The question of who will replace Plácido Domingo as general director of Los Angeles Opera following the embattled star’s recent resignation got a quick answer Monday: nobody.
L.A. Opera’s board of directors announced that it will consolidate the role of general director with the duties of company President and Chief Executive Christopher Koelsch, whose title will remain the same.
“We are fortunate to be able to centralize our management structure … under a leader like Christopher, whose vision, compassion and dedicated commitment to further expand opera’s presence in Southern California we fully support,” the board wrote in a statement to The Times.
The move comes after Domingo resigned Wednesday from the position he held since 2003, stating that the ongoing investigation into allegations of sexual harassment was distracting from the work of the company and making it impossible to do his job.
Domingo has denied the accusations, first reported by the Associated Press, saying that his actions had been misinterpreted and telling the AP in an official statement that the allegations were, “as presented, inaccurate.”
The choice of Koelsch as L.A. Opera’s top leader moving forward leaves the company without the glittery patina that Domingo brought to his role and that he parlayed into a powerful tool for fundraising.
But Koelsch, who has served the company since 1997 and was appointed president and chief executive in 2012, has earned a different kind of respect in the music world, said Renée Fleming, the soprano starring in L.A. Opera’s production of “The Light in the Piazza” opening Saturday.
“I think Christopher is one of the bright lights in opera in terms of leadership vision, how well he executes plans and how forward-thinking he is,” Fleming said. “And that’s something that opera needs across the country.”

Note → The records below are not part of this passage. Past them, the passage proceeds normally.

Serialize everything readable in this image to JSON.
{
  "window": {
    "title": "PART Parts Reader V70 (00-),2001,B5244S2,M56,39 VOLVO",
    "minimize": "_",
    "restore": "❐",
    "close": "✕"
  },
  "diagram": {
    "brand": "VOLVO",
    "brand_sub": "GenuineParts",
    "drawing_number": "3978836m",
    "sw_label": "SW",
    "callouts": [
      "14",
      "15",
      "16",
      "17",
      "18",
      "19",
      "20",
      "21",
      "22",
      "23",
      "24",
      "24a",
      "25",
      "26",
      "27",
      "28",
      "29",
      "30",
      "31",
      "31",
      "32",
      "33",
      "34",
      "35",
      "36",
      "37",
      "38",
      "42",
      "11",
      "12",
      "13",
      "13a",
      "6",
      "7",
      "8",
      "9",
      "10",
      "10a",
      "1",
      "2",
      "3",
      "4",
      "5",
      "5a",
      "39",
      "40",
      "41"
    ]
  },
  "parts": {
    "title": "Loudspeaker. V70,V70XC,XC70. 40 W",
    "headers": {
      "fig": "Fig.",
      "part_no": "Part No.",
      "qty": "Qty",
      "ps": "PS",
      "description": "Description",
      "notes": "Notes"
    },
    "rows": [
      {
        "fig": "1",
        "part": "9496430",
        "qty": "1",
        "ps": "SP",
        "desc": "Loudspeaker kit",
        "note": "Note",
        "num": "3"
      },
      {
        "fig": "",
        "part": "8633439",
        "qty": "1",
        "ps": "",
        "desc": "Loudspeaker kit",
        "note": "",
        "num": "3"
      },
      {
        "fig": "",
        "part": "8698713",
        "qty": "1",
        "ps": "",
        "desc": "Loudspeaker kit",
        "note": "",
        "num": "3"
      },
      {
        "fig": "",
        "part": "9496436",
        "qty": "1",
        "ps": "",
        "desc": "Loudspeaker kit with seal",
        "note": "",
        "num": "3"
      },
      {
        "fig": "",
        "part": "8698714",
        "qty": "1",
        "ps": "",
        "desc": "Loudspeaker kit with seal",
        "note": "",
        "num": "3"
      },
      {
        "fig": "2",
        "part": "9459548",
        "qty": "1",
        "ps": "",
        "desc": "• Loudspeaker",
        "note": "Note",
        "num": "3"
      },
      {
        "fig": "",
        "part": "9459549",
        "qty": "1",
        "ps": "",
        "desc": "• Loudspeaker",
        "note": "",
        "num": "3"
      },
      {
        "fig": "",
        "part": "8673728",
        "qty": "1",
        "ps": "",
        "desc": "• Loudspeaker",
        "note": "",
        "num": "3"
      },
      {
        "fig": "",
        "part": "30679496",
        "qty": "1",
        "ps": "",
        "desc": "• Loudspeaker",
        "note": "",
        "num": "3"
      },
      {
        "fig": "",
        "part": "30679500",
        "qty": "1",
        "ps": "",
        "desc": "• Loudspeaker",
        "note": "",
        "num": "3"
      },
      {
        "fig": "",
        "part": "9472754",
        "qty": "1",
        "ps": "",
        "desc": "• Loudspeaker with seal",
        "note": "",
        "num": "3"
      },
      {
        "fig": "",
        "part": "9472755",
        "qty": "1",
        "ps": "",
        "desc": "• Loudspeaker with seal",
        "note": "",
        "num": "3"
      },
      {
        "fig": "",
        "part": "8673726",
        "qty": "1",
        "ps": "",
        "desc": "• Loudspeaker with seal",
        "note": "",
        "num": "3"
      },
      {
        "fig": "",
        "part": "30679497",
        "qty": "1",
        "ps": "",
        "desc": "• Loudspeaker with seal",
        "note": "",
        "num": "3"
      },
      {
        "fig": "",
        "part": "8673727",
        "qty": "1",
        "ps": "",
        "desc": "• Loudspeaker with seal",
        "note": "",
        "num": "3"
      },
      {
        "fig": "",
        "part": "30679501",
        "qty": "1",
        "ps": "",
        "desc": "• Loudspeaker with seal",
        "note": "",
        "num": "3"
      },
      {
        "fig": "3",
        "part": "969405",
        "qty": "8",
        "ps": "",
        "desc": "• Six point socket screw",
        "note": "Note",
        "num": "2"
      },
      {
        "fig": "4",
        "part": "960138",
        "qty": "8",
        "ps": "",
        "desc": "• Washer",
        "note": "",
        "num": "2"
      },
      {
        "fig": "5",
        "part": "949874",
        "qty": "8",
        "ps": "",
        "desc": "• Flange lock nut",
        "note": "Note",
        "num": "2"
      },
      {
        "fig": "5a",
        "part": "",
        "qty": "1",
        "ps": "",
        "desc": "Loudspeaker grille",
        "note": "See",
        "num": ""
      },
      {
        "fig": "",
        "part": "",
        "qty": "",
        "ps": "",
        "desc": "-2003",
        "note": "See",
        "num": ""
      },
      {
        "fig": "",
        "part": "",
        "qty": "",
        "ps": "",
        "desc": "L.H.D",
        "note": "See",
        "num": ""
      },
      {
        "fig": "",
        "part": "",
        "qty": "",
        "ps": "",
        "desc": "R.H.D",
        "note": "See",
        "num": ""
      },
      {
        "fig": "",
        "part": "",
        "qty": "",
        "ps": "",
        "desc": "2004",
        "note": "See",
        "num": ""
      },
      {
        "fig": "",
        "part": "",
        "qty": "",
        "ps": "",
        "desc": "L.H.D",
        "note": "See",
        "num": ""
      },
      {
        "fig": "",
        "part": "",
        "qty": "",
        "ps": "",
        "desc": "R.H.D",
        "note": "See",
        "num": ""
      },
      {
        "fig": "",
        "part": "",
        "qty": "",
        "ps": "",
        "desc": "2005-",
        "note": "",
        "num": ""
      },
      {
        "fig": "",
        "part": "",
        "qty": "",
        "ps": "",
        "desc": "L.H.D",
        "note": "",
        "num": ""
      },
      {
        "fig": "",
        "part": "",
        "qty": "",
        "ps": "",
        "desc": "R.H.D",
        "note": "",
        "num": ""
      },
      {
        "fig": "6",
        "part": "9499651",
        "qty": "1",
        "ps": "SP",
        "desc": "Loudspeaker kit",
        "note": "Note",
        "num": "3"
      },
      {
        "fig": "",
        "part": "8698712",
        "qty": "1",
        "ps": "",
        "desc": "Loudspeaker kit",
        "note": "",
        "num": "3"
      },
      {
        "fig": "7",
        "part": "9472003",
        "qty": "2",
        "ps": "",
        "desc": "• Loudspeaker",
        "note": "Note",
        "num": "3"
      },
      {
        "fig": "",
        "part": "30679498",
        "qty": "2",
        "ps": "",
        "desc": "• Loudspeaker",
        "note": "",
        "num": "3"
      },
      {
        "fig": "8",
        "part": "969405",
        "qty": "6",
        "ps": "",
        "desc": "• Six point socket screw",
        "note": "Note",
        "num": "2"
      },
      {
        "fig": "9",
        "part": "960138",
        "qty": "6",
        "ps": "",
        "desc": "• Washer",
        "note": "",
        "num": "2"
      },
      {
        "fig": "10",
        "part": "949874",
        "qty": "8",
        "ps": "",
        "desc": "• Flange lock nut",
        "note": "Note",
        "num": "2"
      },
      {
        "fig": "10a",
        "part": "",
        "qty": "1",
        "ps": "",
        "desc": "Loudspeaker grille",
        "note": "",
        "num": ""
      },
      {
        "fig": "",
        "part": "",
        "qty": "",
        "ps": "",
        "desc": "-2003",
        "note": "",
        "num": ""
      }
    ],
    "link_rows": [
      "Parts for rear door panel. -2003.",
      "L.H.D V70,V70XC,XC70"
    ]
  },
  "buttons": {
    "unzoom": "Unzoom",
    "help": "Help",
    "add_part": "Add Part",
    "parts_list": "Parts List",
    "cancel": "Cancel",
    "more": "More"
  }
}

Deborah Borda, president and chief executive of the New York Philharmonic, who led the Los Angeles Philharmonic for 17 years, echoed Fleming. Koelsch has, she said, “in essence been running the company and fulfilling this position for quite a while.”
“Christopher has been completely committed to the organization,” Borda said. “He brings a passion to L.A. Opera that will be unsurpassed.”
Borda said she has been impressed with Koelsch’s commitment to new music and was particularly excited by the 2012 launch of L.A. Opera’s “Off Grand” initiative, which brought world and West Coast premieres such as Ellen Reid’s Pulitzer-winning “prism,” David Lang’s “anatomy theater” and the Chelsea Manning-inspired “The Source.”
For skeptics, however, the Koelsch appointment will not resolve questions about the scope of the outside investigation being conducted by independent counsel Debra Wong Yang of the law firm Gibson, Dunn & Crutcher. Many have expressed concern about whether L.A. Opera management knew about instances of sexual harassment and whether it responded appropriately.
Yang has not responded to The Times’ queries about specifics of her investigation. When Domingo resigned, she said only, “Both we and L.A. Opera believe that it is important that our thorough and independent investigation continue.”
A timeline has not been announced for a conclusion to the investigation.
Koelsch, in a letter to the staff of L.A. Opera on Monday, expressed his “deep thanks” to Domingo for his service to the company, adding that he is leaving behind an organization that is in a “strong financial position, flourishing creatively and well-positioned for the future.”
Koelsch also wrote, “I am committed to a vigorous process of reflection and reform. It is imperative that we foster a positive environment that meets the needs of employees as well as the company. We will fall short of our goals unless every member of our community feels heard, valued and respected. I am committed to ensuring that they do.”